A moment’s reflection must inevitably bring the question: If the editor and publishers of La Questione Sociale are really guilty of the offenses charged against them, why were they not brought to trial? Instead, they were invited to appear before the Postmaster General at Washington, merely to show cause why their paper should not be denied second-class mail privileges. Indifference to logic is one of the privileges of autocratic power, and as our Caeser has constituted himself moral guardian of the American people, logic is never overworked in his mental calculations. For reasons best known to the President and Mayor of Paterson, they have decided that administrative order is preferable to an open trial, so that there is no chance of an acquittal, and no appeal. The process possesses a simplicity which is charming, and its effectiveness is beyond question. The precedent is sure to be improved upon by their successors. “Eternal vigilance is the price of liberty,” said Jefferson; likewise it is the price of privilege, and as long as the people are content to remain indifferent where the liberty of others is attacked, so long will oppression exist. An appeal to the Siegfrieds of the land to buckle on their armor and sally forth to fight the dragon has been suggested; but as the Siegfrieds are interested chiefly in automobile races and base-ball matches, the suggestion is not in order. Sympathy for human rights and enthusiasm for personal liberty are not vital factors in our social life; on the contrary, they seem as dead as the Single Tax Party. Nicholas Tchaykovsky, during a conversation regarding the failure of the Russian peasant to rise in rebellion, once said to me: “My dear fellow, there is the famine; people can’t fight on empty stomachs.” My reply was that they don’t seem to fight here on full ones. The “full dinner pail” of recent years was no tangible barrier to the inroads on personal freedom in America. Acts have been committed and are being committed in this country every day that would cost a European sovereign his throne and perhaps his head; yet they cause scarcely a ripple on the surface of our body politic. Roosevelt, with his bombast, petty politics, and utter disregard for the rights of others, represents the true American spirit of invasion. We have to reform some one, and as it is inconvenient and troublesome to reform ourselves, we try it on our neighbor. If in the process we injure him and benefit ourselves, so much the worse for the other fellow and so much the better for us.
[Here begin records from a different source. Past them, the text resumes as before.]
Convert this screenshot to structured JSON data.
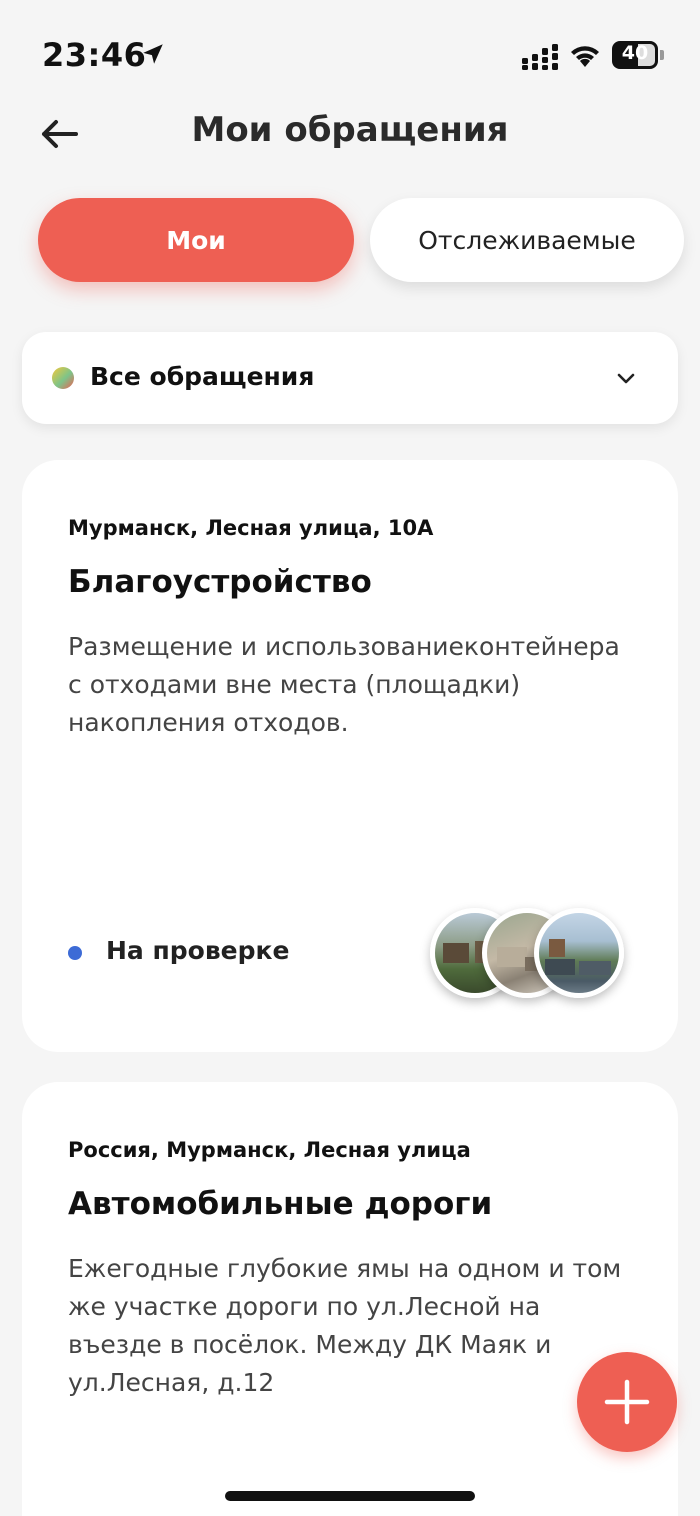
{
  "status_bar": {
    "time": "23:46",
    "battery": "40",
    "icons": [
      "location-arrow-icon",
      "signal-icon",
      "wifi-icon",
      "battery-icon"
    ]
  },
  "header": {
    "title": "Мои обращения",
    "back_icon": "arrow-left-icon"
  },
  "tabs": [
    {
      "label": "Мои",
      "active": true
    },
    {
      "label": "Отслеживаемые",
      "active": false
    }
  ],
  "filter": {
    "label": "Все обращения",
    "icon": "chevron-down-icon"
  },
  "appeals": [
    {
      "address": "Мурманск, Лесная улица, 10А",
      "category": "Благоустройство",
      "description": "Размещение и использованиеконтейнера с отходами вне места (площадки) накопления отходов.",
      "status": "На проверке",
      "status_color": "#3d6bd6",
      "photo_count": 3
    },
    {
      "address": "Россия, Мурманск, Лесная улица",
      "category": "Автомобильные дороги",
      "description": "Ежегодные глубокие ямы на одном и том же участке дороги по ул.Лесной на въезде в посёлок. Между ДК Маяк и ул.Лесная, д.12"
    }
  ],
  "fab": {
    "icon": "plus-icon"
  },
  "colors": {
    "accent": "#ee5f53",
    "background": "#f5f5f5",
    "card": "#ffffff"
  }
}
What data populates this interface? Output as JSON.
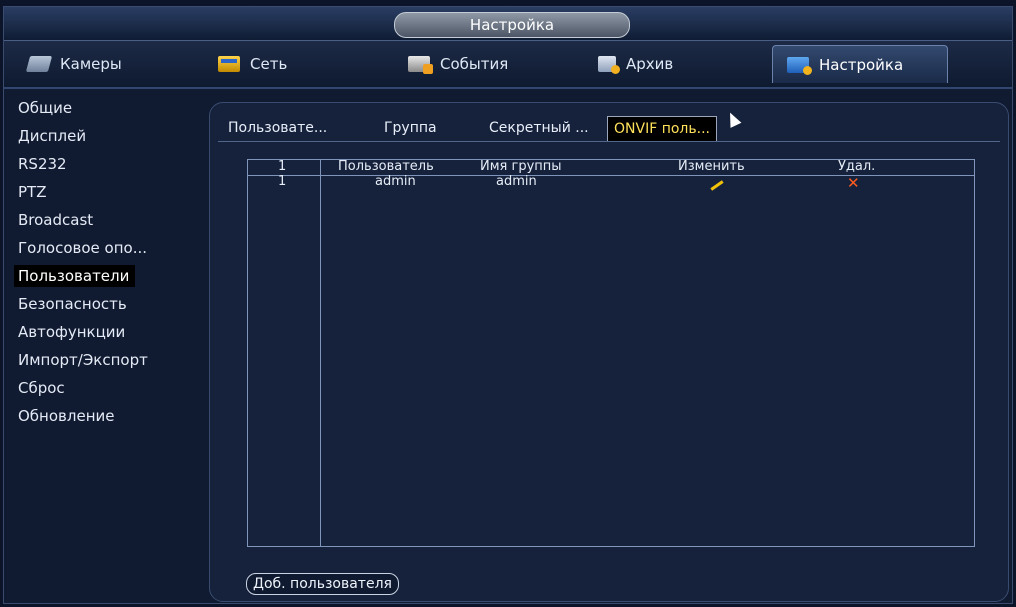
{
  "window": {
    "title": "Настройка"
  },
  "topnav": [
    {
      "label": "Камеры",
      "icon": "camera-icon"
    },
    {
      "label": "Сеть",
      "icon": "network-icon"
    },
    {
      "label": "События",
      "icon": "events-icon"
    },
    {
      "label": "Архив",
      "icon": "archive-icon"
    },
    {
      "label": "Настройка",
      "icon": "settings-icon",
      "active": true
    }
  ],
  "sidebar": {
    "items": [
      {
        "label": "Общие"
      },
      {
        "label": "Дисплей"
      },
      {
        "label": "RS232"
      },
      {
        "label": "PTZ"
      },
      {
        "label": "Broadcast"
      },
      {
        "label": "Голосовое опо..."
      },
      {
        "label": "Пользователи",
        "active": true
      },
      {
        "label": "Безопасность"
      },
      {
        "label": "Автофункции"
      },
      {
        "label": "Импорт/Экспорт"
      },
      {
        "label": "Сброс"
      },
      {
        "label": "Обновление"
      }
    ]
  },
  "subtabs": [
    {
      "label": "Пользовате..."
    },
    {
      "label": "Группа"
    },
    {
      "label": "Секретный ..."
    },
    {
      "label": "ONVIF поль...",
      "active": true
    }
  ],
  "table": {
    "headers": {
      "num": "1",
      "user": "Пользователь",
      "group": "Имя группы",
      "edit": "Изменить",
      "delete": "Удал."
    },
    "rows": [
      {
        "num": "1",
        "user": "admin",
        "group": "admin",
        "edit_icon": "pencil-icon",
        "delete_icon": "delete-icon"
      }
    ]
  },
  "actions": {
    "add_user": "Доб. пользователя"
  },
  "colors": {
    "accent": "#ffe25a",
    "background": "#101a30",
    "delete": "#ff5a1f",
    "edit": "#f2c20a"
  }
}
It seldom occurs to those who cry about posterity that nations, like individuals, must pay the penalty of their misdeeds, even though retribution is slower; those who do see it are for the most part imbued with the after-me-the-deluge philosophy. That any effective protest will be made against these violations of free speech and free press is extremely doubtful. Aggression always stimulates resistance and makes more rebels, even though some of them are middle-aged; and that is our hope. Light usually reaches the darkest intelligence, even if it comes late, and it is possible that it may enter some of the dullest intellects that extreme views are as necessary in society as moderate ones. One represents ideals unrealized; the other, ideals realized and ready to be discarded. Without the one society must stagnate; without the other it would lack stability. When this idea is appreciated it will be accepted, and a spirit of greater toleration prevail. Meanwhile, we must struggle, be it seemingly ever so futile; for to acquiesce in such violations of human freedom is to lose all sense of dignity, and be a slave in fact as well as in name. That the struggle for freedom of expression will go on is quite certain, no matter how disconcerting it may be in high quarters. Having survived the rack and thumbscrew, it will outlive even Presidential messages.


Harry Kelly, “American Liberty,” Mother Earth 3, no. 3 (May 1908): 127-132.




Kelly, Harry May, 1871–1953, “American Liberty,” The Libertarian Labyrinth, accessed July 21, 2019,